Your answer should hold every line of the records below that contains the string "name".

-- Records --
▬▬▬▬▬▬

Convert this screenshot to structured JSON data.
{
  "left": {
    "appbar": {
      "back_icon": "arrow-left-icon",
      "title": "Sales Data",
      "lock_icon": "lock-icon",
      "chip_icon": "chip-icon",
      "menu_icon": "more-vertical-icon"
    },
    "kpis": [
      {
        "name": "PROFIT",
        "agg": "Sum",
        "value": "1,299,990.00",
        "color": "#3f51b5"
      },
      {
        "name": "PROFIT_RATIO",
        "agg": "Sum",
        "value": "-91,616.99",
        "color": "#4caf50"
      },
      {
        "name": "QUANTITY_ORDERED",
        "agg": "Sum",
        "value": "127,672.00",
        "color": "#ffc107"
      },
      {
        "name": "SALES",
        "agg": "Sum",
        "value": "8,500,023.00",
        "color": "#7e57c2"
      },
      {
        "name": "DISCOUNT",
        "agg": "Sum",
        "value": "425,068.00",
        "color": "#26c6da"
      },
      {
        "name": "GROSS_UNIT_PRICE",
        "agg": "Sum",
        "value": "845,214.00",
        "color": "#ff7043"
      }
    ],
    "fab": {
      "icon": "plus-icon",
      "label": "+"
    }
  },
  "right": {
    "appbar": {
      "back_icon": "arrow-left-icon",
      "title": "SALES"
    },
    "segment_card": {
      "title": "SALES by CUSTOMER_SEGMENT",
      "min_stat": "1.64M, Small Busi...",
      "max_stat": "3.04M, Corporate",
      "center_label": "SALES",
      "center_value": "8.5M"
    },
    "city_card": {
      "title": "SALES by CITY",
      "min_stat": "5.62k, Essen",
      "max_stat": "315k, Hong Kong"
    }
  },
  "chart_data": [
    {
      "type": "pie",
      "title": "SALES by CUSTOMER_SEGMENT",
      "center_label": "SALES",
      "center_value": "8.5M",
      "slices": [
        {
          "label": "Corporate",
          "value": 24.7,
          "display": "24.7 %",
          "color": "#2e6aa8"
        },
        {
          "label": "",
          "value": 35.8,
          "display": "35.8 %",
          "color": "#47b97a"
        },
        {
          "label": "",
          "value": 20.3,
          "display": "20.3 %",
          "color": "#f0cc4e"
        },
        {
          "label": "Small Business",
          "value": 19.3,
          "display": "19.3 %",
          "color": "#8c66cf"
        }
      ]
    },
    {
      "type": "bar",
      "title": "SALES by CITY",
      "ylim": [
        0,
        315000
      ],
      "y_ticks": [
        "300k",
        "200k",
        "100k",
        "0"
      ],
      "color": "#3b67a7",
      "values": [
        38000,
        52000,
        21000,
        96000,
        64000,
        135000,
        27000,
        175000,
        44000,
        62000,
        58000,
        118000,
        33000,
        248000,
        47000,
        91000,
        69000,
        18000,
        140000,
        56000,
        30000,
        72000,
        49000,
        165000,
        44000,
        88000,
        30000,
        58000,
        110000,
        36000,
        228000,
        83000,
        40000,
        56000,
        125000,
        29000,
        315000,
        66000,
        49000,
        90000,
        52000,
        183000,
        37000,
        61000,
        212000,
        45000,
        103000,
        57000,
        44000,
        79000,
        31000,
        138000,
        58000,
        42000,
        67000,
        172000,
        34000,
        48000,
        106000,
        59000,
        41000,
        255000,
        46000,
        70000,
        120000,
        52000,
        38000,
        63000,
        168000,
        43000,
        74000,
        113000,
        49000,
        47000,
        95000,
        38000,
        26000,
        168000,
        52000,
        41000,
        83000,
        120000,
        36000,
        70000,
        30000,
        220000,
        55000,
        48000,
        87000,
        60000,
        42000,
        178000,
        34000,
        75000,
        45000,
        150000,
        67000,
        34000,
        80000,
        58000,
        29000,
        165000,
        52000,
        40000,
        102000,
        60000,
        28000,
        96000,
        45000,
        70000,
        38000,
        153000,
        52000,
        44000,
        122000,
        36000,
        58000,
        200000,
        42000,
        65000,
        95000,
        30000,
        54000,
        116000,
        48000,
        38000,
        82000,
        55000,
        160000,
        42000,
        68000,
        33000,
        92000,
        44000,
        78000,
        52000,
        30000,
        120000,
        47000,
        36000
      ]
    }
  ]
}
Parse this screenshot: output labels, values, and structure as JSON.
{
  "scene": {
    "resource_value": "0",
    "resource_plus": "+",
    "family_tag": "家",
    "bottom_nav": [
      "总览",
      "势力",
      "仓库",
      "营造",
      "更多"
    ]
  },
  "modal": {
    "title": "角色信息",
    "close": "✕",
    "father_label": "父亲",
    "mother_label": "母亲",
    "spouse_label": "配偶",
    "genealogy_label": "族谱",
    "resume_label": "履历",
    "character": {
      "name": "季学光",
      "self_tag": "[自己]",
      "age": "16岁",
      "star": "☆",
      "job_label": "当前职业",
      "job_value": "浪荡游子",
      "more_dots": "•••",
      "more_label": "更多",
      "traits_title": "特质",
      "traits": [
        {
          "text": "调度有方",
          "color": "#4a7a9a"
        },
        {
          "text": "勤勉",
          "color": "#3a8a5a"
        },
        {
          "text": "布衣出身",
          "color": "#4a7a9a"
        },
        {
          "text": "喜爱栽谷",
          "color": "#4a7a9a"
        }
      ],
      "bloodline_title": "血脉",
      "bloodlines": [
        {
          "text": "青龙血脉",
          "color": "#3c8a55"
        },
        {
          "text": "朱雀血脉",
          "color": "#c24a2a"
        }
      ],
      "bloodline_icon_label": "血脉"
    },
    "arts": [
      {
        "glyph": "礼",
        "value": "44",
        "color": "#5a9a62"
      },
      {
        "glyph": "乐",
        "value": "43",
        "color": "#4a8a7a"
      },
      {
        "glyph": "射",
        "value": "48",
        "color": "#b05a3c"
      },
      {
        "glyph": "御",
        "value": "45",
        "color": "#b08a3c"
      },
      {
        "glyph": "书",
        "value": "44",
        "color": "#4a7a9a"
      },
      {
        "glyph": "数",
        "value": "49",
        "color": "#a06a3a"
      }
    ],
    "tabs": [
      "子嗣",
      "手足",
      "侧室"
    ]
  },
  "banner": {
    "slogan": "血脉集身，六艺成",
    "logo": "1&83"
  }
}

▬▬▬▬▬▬

-- Exercise response --
        "name": "PROFIT",
        "name": "PROFIT_RATIO",
        "name": "QUANTITY_ORDERED",
        "name": "SALES",
        "name": "DISCOUNT",
        "name": "GROSS_UNIT_PRICE",
      "name": "季学光",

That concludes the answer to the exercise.